Weizsacker, Kirchenverfassung des apost. Zeitalters in JDT, 1873, pp. 631-674; Apostol. Zeitalter, 1886, pp. 566-645, ( 2 ) 1892, pp. 544-622 ; i LZ, 1883, pp. 435-440 (on Hatch -Harnack; see below); Beyschlag, Christliche Gemeindeverfassung im Zeit alter des NT, and Maronier, De inrichting der Christelijke gemecnten voor het ontstaan i/e r Katho liekc Kcrk (both Teyler prize essays, new series, part iii., nos. i and 2, Haarlem, 1874); Heinrici, ZWT, 1876, pp. 465-526 ( Die Christengemeinde Korinths u. d. relig. Genossenschaften der Griechen ) ; 1877, pp. 89-130; St. A>. 1 88 1, pp. 505-524 ; Das erste Sendschreiben des Paulus an die Korinthier, 1880, pp. 20-29 ; in Meyer s Com mentary on 2 Cor.i l 1890, pp. 400-417 ; on i Cor.(&) 1896, pp. 4-9 ; Holsten, Evang. ties Paulus, i. 1 (1880) 236-245 ; Schiirer, 6V- meindeverfassung der Juden in Rom., 1879 (cp his own excerpt in TLZ, 1879, pp. 542-546) ; Holzmann, Pastoralbriefe, 1880, pp. 190-252; Wiengarten, 'Umwandlung der urspriingl. chrisil. Gemeindeorganisation zur kathol. Kirche' in Histor. Zischr. vol. 45, 1881, pp. 441-467 ; Seyerlen, Christ!. Cultus im apostol. Zeitalter in Ztschr.f. pract. Theol., 1881, pp. 222-240, 289-327; 1887, pp. 97-143, 201-244, 297-333 ; Hatch, Organisation of the Early Christian Church, 1881, Germ, transl. by Harnack, Gesellschaftsverfassung der christ lichen Kirchen im Alter- thum, 1883, with Harnack s Analekten, 229-259; Harnack, Lehre der 12 Apostel (in TU 1 if., 1884) ; Quellen der apostol.
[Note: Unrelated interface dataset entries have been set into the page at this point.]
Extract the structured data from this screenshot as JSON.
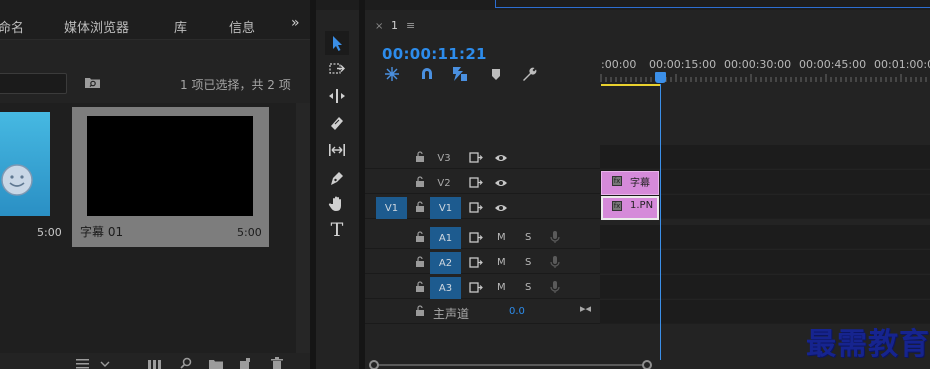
{
  "project_panel": {
    "tabs": [
      "命名",
      "媒体浏览器",
      "库",
      "信息"
    ],
    "more_label": "»",
    "search_value": "",
    "selection_status": "1 项已选择，共 2 项",
    "clips": [
      {
        "name": "",
        "duration": "5:00",
        "thumb": "smiley-image"
      },
      {
        "name": "字幕 01",
        "duration": "5:00",
        "thumb": "black-frame"
      }
    ],
    "footer_icons": [
      "list-view-icon",
      "sort-icon",
      "storyboard-icon",
      "find-icon",
      "new-bin-icon",
      "new-item-icon",
      "trash-icon"
    ]
  },
  "tools": [
    "selection-tool",
    "track-select-tool",
    "ripple-edit-tool",
    "razor-tool",
    "slip-tool",
    "pen-tool",
    "hand-tool",
    "type-tool"
  ],
  "timeline": {
    "close_label": "×",
    "sequence_name": "1",
    "menu_label": "≡",
    "timecode": "00:00:11:21",
    "ruler_labels": [
      ":00:00",
      "00:00:15:00",
      "00:00:30:00",
      "00:00:45:00",
      "00:01:00:00"
    ],
    "video_tracks": [
      {
        "source": "",
        "name": "V3",
        "sync": "sync-lock-icon",
        "eye": "eye-icon"
      },
      {
        "source": "",
        "name": "V2",
        "sync": "sync-lock-icon",
        "eye": "eye-icon"
      },
      {
        "source": "V1",
        "name": "V1",
        "sync": "sync-lock-icon",
        "eye": "eye-icon"
      }
    ],
    "audio_tracks": [
      {
        "name": "A1",
        "m": "M",
        "s": "S"
      },
      {
        "name": "A2",
        "m": "M",
        "s": "S"
      },
      {
        "name": "A3",
        "m": "M",
        "s": "S"
      }
    ],
    "master": {
      "label": "主声道",
      "value": "0.0",
      "end_icon": "▸◂"
    },
    "clips": [
      {
        "track": "V2",
        "label": "字幕",
        "fx": "fx"
      },
      {
        "track": "V1",
        "label": "1.PN",
        "fx": "fx"
      }
    ],
    "playhead_seconds": 11.875
  },
  "watermark": "最需教育",
  "colors": {
    "accent": "#2d8ceb",
    "track_target": "#1d5b8f",
    "clip": "#d58ad9",
    "in_out": "#e9d12e",
    "watermark": "#16248f"
  }
}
Kirchenordnung nebst . . . L rsfrung des Lectorats u. der andern niedern ll tihen (in TU 2 5, 1886); Lehrb. d. Dogmen- gesch., i. 3 7, (-} 180-184, ( 3 I 204-207 ; TLZ, 1889, pp. 417-429 (on Loning ; see below); Ueber den dritten Johannesbricf (in TU 163, 1897) (also Kriiger s review in ZWT, 1898, pp. 307-311); Vorstudie zu einer Geschichte der Verbreitung des Christenthums in den ersten 3 Jahrhunderten (SBA W, 1901, pp. 810-845, 1186- 1214); Harnack, Sanday, and many others on the origin of the Christian Ministry, Kxpos. 1887, i888/>, pp. 321-337; Kiihl, Gemeindeordnung in den Pastoralbriefen, 1885 ; Cunning ham, The Growth of the Church in its Organisation and Institutions, 1886; Hilgenfeld in ZWT, 1886, pp. 1-26 (review of Hatch-Harnack), 456-473 (review of Kiihl); 1890, pp. 98-115 ( VerfassungderUrgemeinde ), 223-245 ( Vorkathol. Verfassung ausser Palastina ), 303-314 ( Gemeindeverfassung in der Bildungszeit der katholischen Kirche ) ; Seufert, L rsprungu. Bedeutung des Apostolats (Haager prize dissertation, 1887); Lunm g,Genieindeyerfassung des Urchristenthums, 1888 ; Loofs, Urchristl. Gemeindeverfassung in St. Kr., 1890, pp. 619-658; Sohm, Kirchenrecht, i. 1892; Zockler, Diakonen u. Evan- gelisten in Bibl. u. kirchengesch. Studien, ii. 1893; Reville (Jean), Les origines de 1 episcopat, I. in Bibliotheque dejecole des hautes etudes, sciences relig., vol. 5, 1894 ; Le role des veuves dans les communautes chretiennes primitives, ibid. vol. i, 1889, pp. 231-251 ; Haupt, Zum Verstiindniss des Apostolatp (Halle Easter programmes), 1895-96 ; Weinel, Paulus als kirch- licher Organisator, 1899; Wernle, Anfange unsrer Religion, 1901, pp. S, 45/:, 52/, 61-63, 71-82, 112-115, 126-130, 165-167, 208, 237-251, 356-369 ; Lightfoot, The Christian Ministry, 1901 (originally in the Comm. on Philipp., and afterwards in Dis sertations on the Apostolic Age). P. W. S.


(*30), a land mentioned in Jer. 5l:27 [LXX, chap. 28]; jTAp 6MOY [BXAQ], menni [Vg.]), the Mannu of the Assyrians, which was W. of the Lake of Urumiya. Its inhabitants are the Mannai, of whom we read in the inscriptions of Shalmaneser II., Sargon, Esarhaddon, and Asur-bani-pal.

See ASHKENAZ, ARARAT, and, for the Assyrian (and Vannic) notices, Schrader, KA / ( 2 >423 ; Sayce, A / ( 2 )l 163^.; Winckler, GBA 200 241 243 269 ; AOFl 4&&gt;ff. On the 33 of Ps. 45 8 [9], which Tg. Pesh. render Armenia, see IVORY.